Section 6.3
Volumes by Cylindrical Shells: Similar to the above, many illustrations may make this topic easier for your students.  Remind the students that when a Riemann Rectangle is rotated around an axis parallel to the rectangle a shell is formed.
Section 6.4
Work: This fairly standard physic topic may actually take two days to cover. The students have more trouble with the fluid pumping problems than with the other problems in this section. Be careful with the units.
Section 6.5
Average Value of a Function: The average value is an easy topic. Students understand the average value well enough. The Mean Value Theorem for Integrals is presented but not proven. The instructor should consider showing the proof, since it is another nice application of the MVT for derivatives.

Chapter 8: Further Applications of Integration

Section 8.1
Arc Length: Be advised that some of these integrals will be too difficult for the students since we are skipping Chapter 7. Of course, even if we covered Chapter 7 some arc length integrals are non-elementary.
Section 8.2
Area of a Surface of Revolution: Again, some of these integrals will be too difficult for the students since we are skipping Chapter 7. The revolutions about the y axis should also be discussed. Gabriel's horn, while it is an improper integral is an interesting example with which to tease the students.
Sections 8.3
Fluid Pressure and Center of Mass: These are standard topics from physics. The warning about troublesome integrals is again appropriate.

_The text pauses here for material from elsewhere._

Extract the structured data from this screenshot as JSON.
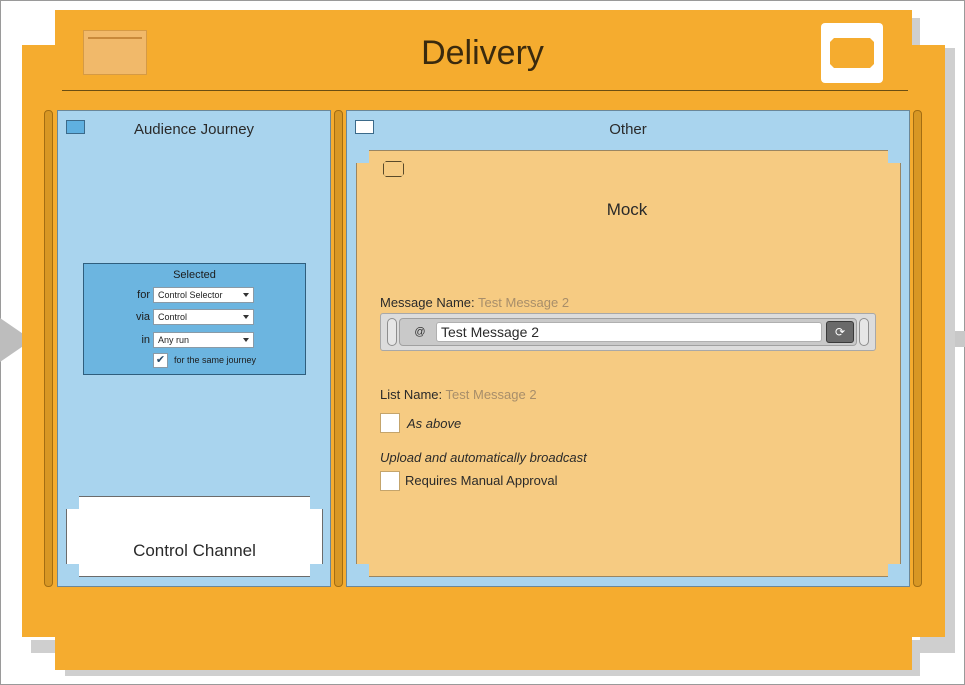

Be certain of units. Remember, there is a difference between weight-density and mass-density.

Last updated May 11, 2020.